**Goal of the exercise:** In the copy of the lines below, leave out pictures and print everything else exactly.

**Material for this task:**
┏━━

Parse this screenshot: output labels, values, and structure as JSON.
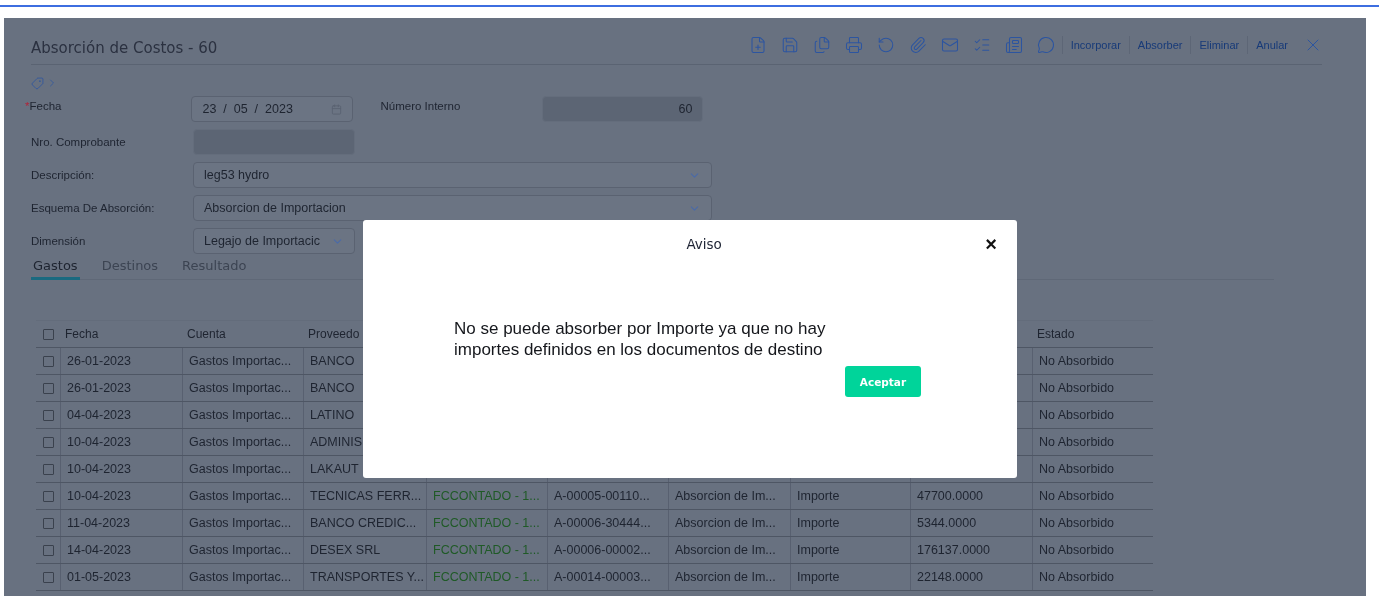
{
  "header": {
    "title": "Absorción de Costos - 60"
  },
  "actions": [
    "Incorporar",
    "Absorber",
    "Eliminar",
    "Anular"
  ],
  "fields": [
    {
      "kind": "date",
      "label": "Fecha",
      "required_mark": "*",
      "value": "23  /  05  /  2023",
      "side_label": "Número Interno",
      "side_value": "60"
    },
    {
      "kind": "readonly",
      "label": "Nro. Comprobante"
    },
    {
      "kind": "select",
      "label": "Descripción:",
      "value": "leg53 hydro"
    },
    {
      "kind": "select",
      "label": "Esquema De Absorción:",
      "value": "Absorcion de Importacion"
    },
    {
      "kind": "select_short",
      "label": "Dimensión",
      "value": "Legajo de Importacic"
    }
  ],
  "tabs": [
    {
      "label": "Gastos",
      "selected": true
    },
    {
      "label": "Destinos",
      "selected": false
    },
    {
      "label": "Resultado",
      "selected": false
    }
  ],
  "table": {
    "header_checked": false,
    "columns": [
      "Fecha",
      "Cuenta",
      "Proveedo",
      "",
      "",
      "",
      "",
      "",
      "Estado"
    ],
    "rows": [
      {
        "checked": false,
        "cells": [
          "26-01-2023",
          "Gastos Importac...",
          "BANCO",
          null,
          null,
          null,
          null,
          null,
          "No Absorbido"
        ]
      },
      {
        "checked": false,
        "cells": [
          "26-01-2023",
          "Gastos Importac...",
          "BANCO",
          null,
          null,
          null,
          null,
          null,
          "No Absorbido"
        ]
      },
      {
        "checked": false,
        "cells": [
          "04-04-2023",
          "Gastos Importac...",
          "LATINO",
          null,
          null,
          null,
          null,
          null,
          "No Absorbido"
        ]
      },
      {
        "checked": false,
        "cells": [
          "10-04-2023",
          "Gastos Importac...",
          "ADMINIS",
          null,
          null,
          null,
          null,
          null,
          "No Absorbido"
        ]
      },
      {
        "checked": false,
        "cells": [
          "10-04-2023",
          "Gastos Importac...",
          "LAKAUT",
          null,
          null,
          null,
          null,
          null,
          "No Absorbido"
        ]
      },
      {
        "checked": false,
        "cells": [
          "10-04-2023",
          "Gastos Importac...",
          "TECNICAS FERR...",
          "FCCONTADO - 1...",
          "A-00005-00110...",
          "Absorcion de Im...",
          "Importe",
          "47700.0000",
          "No Absorbido"
        ]
      },
      {
        "checked": false,
        "cells": [
          "11-04-2023",
          "Gastos Importac...",
          "BANCO CREDIC...",
          "FCCONTADO - 1...",
          "A-00006-30444...",
          "Absorcion de Im...",
          "Importe",
          "5344.0000",
          "No Absorbido"
        ]
      },
      {
        "checked": false,
        "cells": [
          "14-04-2023",
          "Gastos Importac...",
          "DESEX SRL",
          "FCCONTADO - 1...",
          "A-00006-00002...",
          "Absorcion de Im...",
          "Importe",
          "176137.0000",
          "No Absorbido"
        ]
      },
      {
        "checked": false,
        "cells": [
          "01-05-2023",
          "Gastos Importac...",
          "TRANSPORTES Y...",
          "FCCONTADO - 1...",
          "A-00014-00003...",
          "Absorcion de Im...",
          "Importe",
          "22148.0000",
          "No Absorbido"
        ]
      }
    ]
  },
  "dialog": {
    "title": "Aviso",
    "close": "×",
    "message": "No se puede absorber por Importe ya que no hay importes definidos en los documentos de destino",
    "button": "Aceptar"
  }
}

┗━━

**Solution to the problem:**
Parse this screenshot: output labels, values, and structure as JSON.
{
  "header": {
    "title": "Absorción de Costos - 60"
  },
  "actions": [
    "Incorporar",
    "Absorber",
    "Eliminar",
    "Anular"
  ],
  "fields": [
    {
      "kind": "date",
      "label": "Fecha",
      "required_mark": "*",
      "value": "23  /  05  /  2023",
      "side_label": "Número Interno",
      "side_value": "60"
    },
    {
      "kind": "readonly",
      "label": "Nro. Comprobante"
    },
    {
      "kind": "select",
      "label": "Descripción:",
      "value": "leg53 hydro"
    },
    {
      "kind": "select",
      "label": "Esquema De Absorción:",
      "value": "Absorcion de Importacion"
    },
    {
      "kind": "select_short",
      "label": "Dimensión",
      "value": "Legajo de Importacic"
    }
  ],
  "tabs": [
    {
      "label": "Gastos",
      "selected": true
    },
    {
      "label": "Destinos",
      "selected": false
    },
    {
      "label": "Resultado",
      "selected": false
    }
  ],
  "table": {
    "header_checked": false,
    "columns": [
      "Fecha",
      "Cuenta",
      "Proveedo",
      "",
      "",
      "",
      "",
      "",
      "Estado"
    ],
    "rows": [
      {
        "checked": false,
        "cells": [
          "26-01-2023",
          "Gastos Importac...",
          "BANCO",
          null,
          null,
          null,
          null,
          null,
          "No Absorbido"
        ]
      },
      {
        "checked": false,
        "cells": [
          "26-01-2023",
          "Gastos Importac...",
          "BANCO",
          null,
          null,
          null,
          null,
          null,
          "No Absorbido"
        ]
      },
      {
        "checked": false,
        "cells": [
          "04-04-2023",
          "Gastos Importac...",
          "LATINO",
          null,
          null,
          null,
          null,
          null,
          "No Absorbido"
        ]
      },
      {
        "checked": false,
        "cells": [
          "10-04-2023",
          "Gastos Importac...",
          "ADMINIS",
          null,
          null,
          null,
          null,
          null,
          "No Absorbido"
        ]
      },
      {
        "checked": false,
        "cells": [
          "10-04-2023",
          "Gastos Importac...",
          "LAKAUT",
          null,
          null,
          null,
          null,
          null,
          "No Absorbido"
        ]
      },
      {
        "checked": false,
        "cells": [
          "10-04-2023",
          "Gastos Importac...",
          "TECNICAS FERR...",
          "FCCONTADO - 1...",
          "A-00005-00110...",
          "Absorcion de Im...",
          "Importe",
          "47700.0000",
          "No Absorbido"
        ]
      },
      {
        "checked": false,
        "cells": [
          "11-04-2023",
          "Gastos Importac...",
          "BANCO CREDIC...",
          "FCCONTADO - 1...",
          "A-00006-30444...",
          "Absorcion de Im...",
          "Importe",
          "5344.0000",
          "No Absorbido"
        ]
      },
      {
        "checked": false,
        "cells": [
          "14-04-2023",
          "Gastos Importac...",
          "DESEX SRL",
          "FCCONTADO - 1...",
          "A-00006-00002...",
          "Absorcion de Im...",
          "Importe",
          "176137.0000",
          "No Absorbido"
        ]
      },
      {
        "checked": false,
        "cells": [
          "01-05-2023",
          "Gastos Importac...",
          "TRANSPORTES Y...",
          "FCCONTADO - 1...",
          "A-00014-00003...",
          "Absorcion de Im...",
          "Importe",
          "22148.0000",
          "No Absorbido"
        ]
      }
    ]
  },
  "dialog": {
    "title": "Aviso",
    "close": "×",
    "message": "No se puede absorber por Importe ya que no hay importes definidos en los documentos de destino",
    "button": "Aceptar"
  }
}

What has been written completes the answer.